One tornado touched down near downtown reportedly stayed on the ground for about 10 miles (16 kilometers), into Nashville’s eastern suburbs, following a path parallel to Interstate 40 and causing more damage in Mt. Juliet, Lebanon, Hermitage and other communities.

"Our community has been impacted significantly," the Mt. Juliet Police Department tweeted. Homes were damaged and injuries were reported, the department said. "We continue to search for injured. Stay home if you can."

A video posted online from east Nashville showed what appeared to be a well-defined tornado moving quickly across the city. Lightning repeatedly flashed while much of the city was in the dark. The whir of the wind could be heard gusting after the tornado moved out of sight.

Images on social media showed extensive damage to buildings, mangled wires on downed power lines and structures that are now unrecognizable as the tornado had reduced them to rubble. One photo showed a white vinyl fence that had fallen a car. Another showed the roof and walls gone from a building that still had what appeared to be boxes stacked on shelves.

A reported gas leak forced an evacuation of the IMT building in the Germantown community, according to WSMV-TV. Photos showed dozens of people in the street carrying their belongings not long after the tornado moved through the city.

The American Red Cross of Tennessee said on its Twitter account that a shelter had been opened for displaced residents downtown at the Nashville Farmers Market, just north of the state capitol.

Nashville Electric tweeted that four of its substations were damaged in the tornado. Power outages as of 4 a.m. were affecting more than 44,000 customers, the utility company said.

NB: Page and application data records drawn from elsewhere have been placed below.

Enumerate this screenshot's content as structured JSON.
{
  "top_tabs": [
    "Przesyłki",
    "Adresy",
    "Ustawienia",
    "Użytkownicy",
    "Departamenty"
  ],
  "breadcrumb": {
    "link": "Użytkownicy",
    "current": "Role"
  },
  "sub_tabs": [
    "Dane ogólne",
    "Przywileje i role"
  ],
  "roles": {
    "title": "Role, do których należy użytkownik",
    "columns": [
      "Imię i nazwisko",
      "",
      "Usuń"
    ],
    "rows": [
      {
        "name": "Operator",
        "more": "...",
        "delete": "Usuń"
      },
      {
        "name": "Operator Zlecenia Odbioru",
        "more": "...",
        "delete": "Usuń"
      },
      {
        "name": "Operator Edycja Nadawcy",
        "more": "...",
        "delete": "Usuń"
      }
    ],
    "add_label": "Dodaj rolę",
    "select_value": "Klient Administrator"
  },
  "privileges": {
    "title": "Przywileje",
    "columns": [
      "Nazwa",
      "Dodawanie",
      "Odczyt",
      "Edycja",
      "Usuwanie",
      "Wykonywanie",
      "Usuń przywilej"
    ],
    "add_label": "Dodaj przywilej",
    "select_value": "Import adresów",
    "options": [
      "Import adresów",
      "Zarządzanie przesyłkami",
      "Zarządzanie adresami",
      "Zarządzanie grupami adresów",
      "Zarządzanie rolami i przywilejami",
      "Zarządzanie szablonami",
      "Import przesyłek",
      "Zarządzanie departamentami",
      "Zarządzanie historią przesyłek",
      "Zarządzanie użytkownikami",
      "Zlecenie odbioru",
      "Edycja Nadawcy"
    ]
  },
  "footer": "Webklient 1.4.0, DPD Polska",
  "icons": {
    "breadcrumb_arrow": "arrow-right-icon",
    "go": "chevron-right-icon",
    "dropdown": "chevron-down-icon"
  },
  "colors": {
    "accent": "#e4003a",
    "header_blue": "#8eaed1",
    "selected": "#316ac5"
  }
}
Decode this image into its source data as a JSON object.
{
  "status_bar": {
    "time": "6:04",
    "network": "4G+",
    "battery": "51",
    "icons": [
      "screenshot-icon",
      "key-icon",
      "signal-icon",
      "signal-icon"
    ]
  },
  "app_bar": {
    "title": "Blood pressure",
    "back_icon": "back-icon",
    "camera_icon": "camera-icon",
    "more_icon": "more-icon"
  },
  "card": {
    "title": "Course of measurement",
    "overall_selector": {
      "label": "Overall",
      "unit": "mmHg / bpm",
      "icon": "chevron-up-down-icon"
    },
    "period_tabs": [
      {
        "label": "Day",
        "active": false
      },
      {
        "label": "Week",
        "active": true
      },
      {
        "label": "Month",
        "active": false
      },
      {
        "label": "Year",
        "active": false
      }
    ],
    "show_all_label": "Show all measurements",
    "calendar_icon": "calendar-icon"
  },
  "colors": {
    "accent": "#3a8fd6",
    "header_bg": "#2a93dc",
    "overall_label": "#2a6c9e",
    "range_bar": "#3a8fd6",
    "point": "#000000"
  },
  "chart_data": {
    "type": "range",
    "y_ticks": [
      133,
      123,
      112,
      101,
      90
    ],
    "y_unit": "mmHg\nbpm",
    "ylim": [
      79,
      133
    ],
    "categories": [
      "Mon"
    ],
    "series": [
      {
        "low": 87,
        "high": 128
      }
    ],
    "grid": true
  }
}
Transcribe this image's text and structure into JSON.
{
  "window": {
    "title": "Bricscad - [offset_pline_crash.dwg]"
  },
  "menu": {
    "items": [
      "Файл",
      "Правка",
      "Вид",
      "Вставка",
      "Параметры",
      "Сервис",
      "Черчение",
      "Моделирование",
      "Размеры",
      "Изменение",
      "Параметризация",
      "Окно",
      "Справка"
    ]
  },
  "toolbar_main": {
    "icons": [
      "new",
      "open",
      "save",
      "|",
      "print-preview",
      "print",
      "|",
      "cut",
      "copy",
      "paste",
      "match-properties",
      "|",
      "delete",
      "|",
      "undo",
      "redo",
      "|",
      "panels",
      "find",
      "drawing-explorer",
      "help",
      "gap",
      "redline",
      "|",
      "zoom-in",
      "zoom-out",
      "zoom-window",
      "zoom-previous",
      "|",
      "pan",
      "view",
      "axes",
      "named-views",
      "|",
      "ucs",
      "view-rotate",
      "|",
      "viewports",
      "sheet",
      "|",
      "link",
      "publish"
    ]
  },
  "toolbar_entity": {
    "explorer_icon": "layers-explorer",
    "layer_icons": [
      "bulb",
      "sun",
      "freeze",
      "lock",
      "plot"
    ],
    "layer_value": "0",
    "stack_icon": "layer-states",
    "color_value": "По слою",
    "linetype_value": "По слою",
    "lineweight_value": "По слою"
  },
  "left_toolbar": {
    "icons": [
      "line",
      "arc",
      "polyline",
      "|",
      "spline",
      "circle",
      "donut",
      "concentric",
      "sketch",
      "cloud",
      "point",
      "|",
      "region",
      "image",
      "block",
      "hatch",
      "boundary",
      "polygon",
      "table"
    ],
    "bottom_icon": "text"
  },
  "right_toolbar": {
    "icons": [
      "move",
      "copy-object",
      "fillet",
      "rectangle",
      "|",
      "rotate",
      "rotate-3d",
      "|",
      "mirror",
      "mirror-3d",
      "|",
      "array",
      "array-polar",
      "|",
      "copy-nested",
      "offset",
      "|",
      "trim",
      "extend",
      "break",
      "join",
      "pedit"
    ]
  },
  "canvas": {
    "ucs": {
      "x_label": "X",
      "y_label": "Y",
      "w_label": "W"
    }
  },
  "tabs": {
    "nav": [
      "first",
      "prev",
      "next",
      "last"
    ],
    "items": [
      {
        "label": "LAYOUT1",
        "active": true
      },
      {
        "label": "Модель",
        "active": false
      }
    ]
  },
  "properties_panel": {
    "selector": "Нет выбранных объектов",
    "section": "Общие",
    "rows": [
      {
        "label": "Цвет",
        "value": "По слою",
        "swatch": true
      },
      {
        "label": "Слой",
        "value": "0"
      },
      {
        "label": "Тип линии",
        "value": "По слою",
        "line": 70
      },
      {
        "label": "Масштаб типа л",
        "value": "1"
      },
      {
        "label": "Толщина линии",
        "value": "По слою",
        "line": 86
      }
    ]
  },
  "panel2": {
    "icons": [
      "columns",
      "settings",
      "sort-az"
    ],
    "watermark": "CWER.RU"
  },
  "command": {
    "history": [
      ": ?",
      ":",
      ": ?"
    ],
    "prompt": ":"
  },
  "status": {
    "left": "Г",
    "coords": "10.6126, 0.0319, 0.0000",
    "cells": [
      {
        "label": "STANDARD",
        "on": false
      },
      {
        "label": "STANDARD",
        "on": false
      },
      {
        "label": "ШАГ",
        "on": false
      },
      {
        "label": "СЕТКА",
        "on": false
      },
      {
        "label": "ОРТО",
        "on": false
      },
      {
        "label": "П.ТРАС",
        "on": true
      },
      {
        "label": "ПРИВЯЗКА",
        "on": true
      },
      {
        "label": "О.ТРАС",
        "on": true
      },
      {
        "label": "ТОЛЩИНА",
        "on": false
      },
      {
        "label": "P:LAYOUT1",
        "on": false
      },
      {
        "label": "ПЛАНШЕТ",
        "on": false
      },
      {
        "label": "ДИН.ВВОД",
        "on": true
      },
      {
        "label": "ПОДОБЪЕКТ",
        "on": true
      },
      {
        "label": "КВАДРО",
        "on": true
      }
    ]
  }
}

Jeff Roberts of the Elections Commission said in a statement early Tuesday that information about damage to polling stations is being collected as polls open for Super Tuesday. Any voter in Davidson County whose assigned precinct has been impacted may vote at the Election Commission Offices, the statement said. Polls open at various times, starting at 7 a.m. CST, depending on the county.

The storm system was forecast to bring an isolated tornado, damaging winds and large hail, news outlets reported. Heavy rain was expected to impact Gulf Coast states over the next several days, according to WTVF-TV.